SOURCE DATA below:
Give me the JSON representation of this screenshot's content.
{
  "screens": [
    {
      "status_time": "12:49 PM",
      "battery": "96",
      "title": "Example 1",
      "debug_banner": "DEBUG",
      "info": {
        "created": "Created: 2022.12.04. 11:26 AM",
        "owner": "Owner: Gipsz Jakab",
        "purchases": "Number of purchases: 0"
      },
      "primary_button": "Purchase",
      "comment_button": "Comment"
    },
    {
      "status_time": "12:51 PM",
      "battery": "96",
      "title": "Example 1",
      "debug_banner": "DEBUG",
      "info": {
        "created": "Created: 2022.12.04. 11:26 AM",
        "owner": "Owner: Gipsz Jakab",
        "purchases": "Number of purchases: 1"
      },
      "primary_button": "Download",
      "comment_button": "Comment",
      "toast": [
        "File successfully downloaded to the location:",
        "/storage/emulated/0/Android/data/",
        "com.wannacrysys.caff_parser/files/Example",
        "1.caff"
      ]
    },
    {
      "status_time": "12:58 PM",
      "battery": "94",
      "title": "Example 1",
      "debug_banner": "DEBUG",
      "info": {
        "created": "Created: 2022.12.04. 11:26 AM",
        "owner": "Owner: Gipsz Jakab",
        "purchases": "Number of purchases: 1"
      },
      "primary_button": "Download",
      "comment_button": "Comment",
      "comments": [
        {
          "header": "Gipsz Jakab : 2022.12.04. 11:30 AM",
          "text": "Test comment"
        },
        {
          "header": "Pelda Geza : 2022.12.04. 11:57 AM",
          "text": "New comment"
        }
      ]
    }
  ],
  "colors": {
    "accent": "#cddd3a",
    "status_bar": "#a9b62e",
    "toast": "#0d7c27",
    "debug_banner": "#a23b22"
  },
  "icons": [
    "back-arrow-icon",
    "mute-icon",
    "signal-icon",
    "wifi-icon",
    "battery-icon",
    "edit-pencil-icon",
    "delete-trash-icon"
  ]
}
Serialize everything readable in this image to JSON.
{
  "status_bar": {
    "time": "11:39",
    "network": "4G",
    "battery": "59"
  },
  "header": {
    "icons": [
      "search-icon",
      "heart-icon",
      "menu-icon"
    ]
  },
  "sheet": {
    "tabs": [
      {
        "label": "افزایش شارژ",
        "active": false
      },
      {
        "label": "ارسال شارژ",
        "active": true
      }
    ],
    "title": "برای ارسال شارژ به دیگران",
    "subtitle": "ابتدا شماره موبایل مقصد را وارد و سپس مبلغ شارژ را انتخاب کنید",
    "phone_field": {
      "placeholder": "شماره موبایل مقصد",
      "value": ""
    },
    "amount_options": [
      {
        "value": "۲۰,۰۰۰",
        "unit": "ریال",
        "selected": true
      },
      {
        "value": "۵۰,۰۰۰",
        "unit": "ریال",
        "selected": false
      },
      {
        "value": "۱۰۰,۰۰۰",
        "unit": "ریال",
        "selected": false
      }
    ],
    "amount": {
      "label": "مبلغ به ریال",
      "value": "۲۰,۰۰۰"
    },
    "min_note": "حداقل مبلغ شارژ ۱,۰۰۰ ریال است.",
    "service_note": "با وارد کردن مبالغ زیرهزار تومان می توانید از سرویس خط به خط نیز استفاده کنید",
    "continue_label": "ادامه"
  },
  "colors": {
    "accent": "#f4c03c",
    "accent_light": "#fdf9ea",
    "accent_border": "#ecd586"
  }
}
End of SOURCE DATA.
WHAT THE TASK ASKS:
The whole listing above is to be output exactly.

ANSWER:
Give me the JSON representation of this screenshot's content.
{
  "screens": [
    {
      "status_time": "12:49 PM",
      "battery": "96",
      "title": "Example 1",
      "debug_banner": "DEBUG",
      "info": {
        "created": "Created: 2022.12.04. 11:26 AM",
        "owner": "Owner: Gipsz Jakab",
        "purchases": "Number of purchases: 0"
      },
      "primary_button": "Purchase",
      "comment_button": "Comment"
    },
    {
      "status_time": "12:51 PM",
      "battery": "96",
      "title": "Example 1",
      "debug_banner": "DEBUG",
      "info": {
        "created": "Created: 2022.12.04. 11:26 AM",
        "owner": "Owner: Gipsz Jakab",
        "purchases": "Number of purchases: 1"
      },
      "primary_button": "Download",
      "comment_button": "Comment",
      "toast": [
        "File successfully downloaded to the location:",
        "/storage/emulated/0/Android/data/",
        "com.wannacrysys.caff_parser/files/Example",
        "1.caff"
      ]
    },
    {
      "status_time": "12:58 PM",
      "battery": "94",
      "title": "Example 1",
      "debug_banner": "DEBUG",
      "info": {
        "created": "Created: 2022.12.04. 11:26 AM",
        "owner": "Owner: Gipsz Jakab",
        "purchases": "Number of purchases: 1"
      },
      "primary_button": "Download",
      "comment_button": "Comment",
      "comments": [
        {
          "header": "Gipsz Jakab : 2022.12.04. 11:30 AM",
          "text": "Test comment"
        },
        {
          "header": "Pelda Geza : 2022.12.04. 11:57 AM",
          "text": "New comment"
        }
      ]
    }
  ],
  "colors": {
    "accent": "#cddd3a",
    "status_bar": "#a9b62e",
    "toast": "#0d7c27",
    "debug_banner": "#a23b22"
  },
  "icons": [
    "back-arrow-icon",
    "mute-icon",
    "signal-icon",
    "wifi-icon",
    "battery-icon",
    "edit-pencil-icon",
    "delete-trash-icon"
  ]
}
Serialize everything readable in this image to JSON.
{
  "status_bar": {
    "time": "11:39",
    "network": "4G",
    "battery": "59"
  },
  "header": {
    "icons": [
      "search-icon",
      "heart-icon",
      "menu-icon"
    ]
  },
  "sheet": {
    "tabs": [
      {
        "label": "افزایش شارژ",
        "active": false
      },
      {
        "label": "ارسال شارژ",
        "active": true
      }
    ],
    "title": "برای ارسال شارژ به دیگران",
    "subtitle": "ابتدا شماره موبایل مقصد را وارد و سپس مبلغ شارژ را انتخاب کنید",
    "phone_field": {
      "placeholder": "شماره موبایل مقصد",
      "value": ""
    },
    "amount_options": [
      {
        "value": "۲۰,۰۰۰",
        "unit": "ریال",
        "selected": true
      },
      {
        "value": "۵۰,۰۰۰",
        "unit": "ریال",
        "selected": false
      },
      {
        "value": "۱۰۰,۰۰۰",
        "unit": "ریال",
        "selected": false
      }
    ],
    "amount": {
      "label": "مبلغ به ریال",
      "value": "۲۰,۰۰۰"
    },
    "min_note": "حداقل مبلغ شارژ ۱,۰۰۰ ریال است.",
    "service_note": "با وارد کردن مبالغ زیرهزار تومان می توانید از سرویس خط به خط نیز استفاده کنید",
    "continue_label": "ادامه"
  },
  "colors": {
    "accent": "#f4c03c",
    "accent_light": "#fdf9ea",
    "accent_border": "#ecd586"
  }
}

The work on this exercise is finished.